During the days I spent in the Military Police prison in Qaboun, I was beaten severely on a daily basis, and I was moved to many different dormitories. Skin diseases were widely spread among the detainees, yet we were not given any medications to treat the rash and carbuncles we had.
While I was in the Military Police in Qaboun, I witnessed a murder committed by a Sergeant. They were calling the names of some detainees to transfer them to the trials, and when one of those detainees was going out from the cell, his shoulder accidently bumped into the shoulder of the sergeant. The detainee was a soldier serving in Riot Combatting Department in Aleppo, and he spent eight months in prison on charges of « considering to dissent »
After his shoulder bumped into the sergeant’s whose name is (Ahmad) from Skantoori neighborhood in Lattekia, the later brought a thick stick and hit the detainee on the back of his neck causing him an immediate and complete paralysis so he fell on the ground.

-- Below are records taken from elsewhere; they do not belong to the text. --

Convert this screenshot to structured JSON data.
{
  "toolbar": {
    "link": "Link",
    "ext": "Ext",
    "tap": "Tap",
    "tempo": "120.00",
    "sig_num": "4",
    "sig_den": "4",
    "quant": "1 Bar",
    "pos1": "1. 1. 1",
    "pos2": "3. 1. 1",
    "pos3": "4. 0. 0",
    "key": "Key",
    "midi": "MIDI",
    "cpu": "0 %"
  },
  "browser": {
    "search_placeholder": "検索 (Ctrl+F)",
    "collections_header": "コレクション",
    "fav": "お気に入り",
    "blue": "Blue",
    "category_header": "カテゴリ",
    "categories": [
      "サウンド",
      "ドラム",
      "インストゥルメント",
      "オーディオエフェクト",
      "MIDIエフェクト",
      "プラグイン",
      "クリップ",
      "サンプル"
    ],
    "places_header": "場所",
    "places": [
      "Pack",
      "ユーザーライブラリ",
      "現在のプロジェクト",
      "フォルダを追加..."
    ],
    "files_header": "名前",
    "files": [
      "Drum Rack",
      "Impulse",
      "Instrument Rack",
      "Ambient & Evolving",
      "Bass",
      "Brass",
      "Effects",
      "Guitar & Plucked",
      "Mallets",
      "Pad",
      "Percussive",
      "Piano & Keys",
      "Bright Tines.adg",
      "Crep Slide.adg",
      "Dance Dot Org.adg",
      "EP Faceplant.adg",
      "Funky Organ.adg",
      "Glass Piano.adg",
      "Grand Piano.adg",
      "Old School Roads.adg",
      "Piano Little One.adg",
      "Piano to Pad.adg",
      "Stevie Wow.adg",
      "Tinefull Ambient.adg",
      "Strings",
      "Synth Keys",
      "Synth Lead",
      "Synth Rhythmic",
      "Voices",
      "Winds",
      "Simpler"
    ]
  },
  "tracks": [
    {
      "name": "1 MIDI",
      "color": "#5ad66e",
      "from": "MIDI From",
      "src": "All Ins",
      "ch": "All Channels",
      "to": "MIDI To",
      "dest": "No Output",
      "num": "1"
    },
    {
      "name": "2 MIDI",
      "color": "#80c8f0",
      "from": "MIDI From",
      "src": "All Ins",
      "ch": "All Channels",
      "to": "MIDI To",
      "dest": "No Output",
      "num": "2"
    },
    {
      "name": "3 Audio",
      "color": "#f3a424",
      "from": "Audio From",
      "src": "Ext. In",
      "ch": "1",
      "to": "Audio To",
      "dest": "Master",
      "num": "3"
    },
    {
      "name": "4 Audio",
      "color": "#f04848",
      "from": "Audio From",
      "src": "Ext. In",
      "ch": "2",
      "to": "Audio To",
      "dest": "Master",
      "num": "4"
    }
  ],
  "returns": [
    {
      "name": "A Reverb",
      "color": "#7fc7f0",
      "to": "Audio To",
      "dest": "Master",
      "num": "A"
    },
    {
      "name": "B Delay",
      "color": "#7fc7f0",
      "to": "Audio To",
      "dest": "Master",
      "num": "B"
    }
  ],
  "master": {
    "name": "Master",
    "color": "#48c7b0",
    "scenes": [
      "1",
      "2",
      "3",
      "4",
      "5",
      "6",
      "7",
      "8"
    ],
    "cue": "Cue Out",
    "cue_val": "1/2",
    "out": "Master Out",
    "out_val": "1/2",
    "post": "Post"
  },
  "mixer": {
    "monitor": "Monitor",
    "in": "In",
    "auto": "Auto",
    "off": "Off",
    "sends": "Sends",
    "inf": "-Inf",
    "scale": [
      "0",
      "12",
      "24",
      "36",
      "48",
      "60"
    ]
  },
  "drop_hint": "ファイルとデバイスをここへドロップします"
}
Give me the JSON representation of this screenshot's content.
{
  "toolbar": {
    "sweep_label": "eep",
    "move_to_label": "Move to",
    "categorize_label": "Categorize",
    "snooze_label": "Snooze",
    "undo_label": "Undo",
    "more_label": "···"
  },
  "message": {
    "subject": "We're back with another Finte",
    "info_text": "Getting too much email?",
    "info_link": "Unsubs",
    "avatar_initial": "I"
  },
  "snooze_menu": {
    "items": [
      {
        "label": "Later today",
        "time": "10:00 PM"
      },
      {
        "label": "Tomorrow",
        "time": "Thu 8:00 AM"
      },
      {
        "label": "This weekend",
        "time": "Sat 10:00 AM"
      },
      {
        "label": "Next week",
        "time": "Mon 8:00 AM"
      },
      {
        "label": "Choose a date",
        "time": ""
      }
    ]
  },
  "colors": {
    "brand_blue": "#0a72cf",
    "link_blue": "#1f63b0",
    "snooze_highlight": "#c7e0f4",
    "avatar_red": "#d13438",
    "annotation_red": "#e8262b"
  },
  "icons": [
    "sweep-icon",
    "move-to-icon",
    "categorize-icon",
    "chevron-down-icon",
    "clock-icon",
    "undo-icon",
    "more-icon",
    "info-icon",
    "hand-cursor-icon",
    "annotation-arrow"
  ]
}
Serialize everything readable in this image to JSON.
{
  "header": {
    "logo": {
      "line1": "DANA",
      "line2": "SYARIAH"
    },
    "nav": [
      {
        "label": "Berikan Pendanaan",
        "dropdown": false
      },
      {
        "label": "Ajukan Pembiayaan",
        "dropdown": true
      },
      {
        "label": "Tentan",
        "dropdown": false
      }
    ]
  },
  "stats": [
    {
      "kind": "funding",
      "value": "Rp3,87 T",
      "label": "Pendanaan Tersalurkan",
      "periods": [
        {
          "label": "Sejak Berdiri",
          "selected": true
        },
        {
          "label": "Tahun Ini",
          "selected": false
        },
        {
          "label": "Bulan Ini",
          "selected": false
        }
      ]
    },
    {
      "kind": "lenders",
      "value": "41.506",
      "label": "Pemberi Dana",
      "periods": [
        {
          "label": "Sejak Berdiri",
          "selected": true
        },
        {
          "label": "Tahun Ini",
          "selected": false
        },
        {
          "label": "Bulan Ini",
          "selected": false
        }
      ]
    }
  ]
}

The sergeant continued beating him till he died.
On 08/06/2013 my profile was found in the Court of Terrorism after it was lost, then I was transferred to the court and stood before the Eighth Magistrate who ordered my release for lack of evidence of any offense against me.
When released from the Palace of Justice in Damascus, I was surprised by the number of people coming to me to ask about their detained relatives. They showed me pictures of their sons and asked me whether I had seen or heard about them in the prison.
One kind person offered me his mobile phone so I called my relatives in Damascus who came and picked me up.
The Interviewer: Amir Kazkaz
* Some images showing traces of torture, skin allergies and carbuncles that the child Mo’az Abdul Rahman had in various detention centers
لأية ملاحظات أو أسئلة يمكن التواصل معنا عبر بريدنا الالكتروني
للاطلاع على تقاريرنا السابقة باللغة العربية
للاطلاع على تقاريرنا السابقة باللغة الإنكليزية
source : http://www.vdc-sy.info/index.php/en/reports/1381096592#.UlWXShzt-zj
date : 10/2013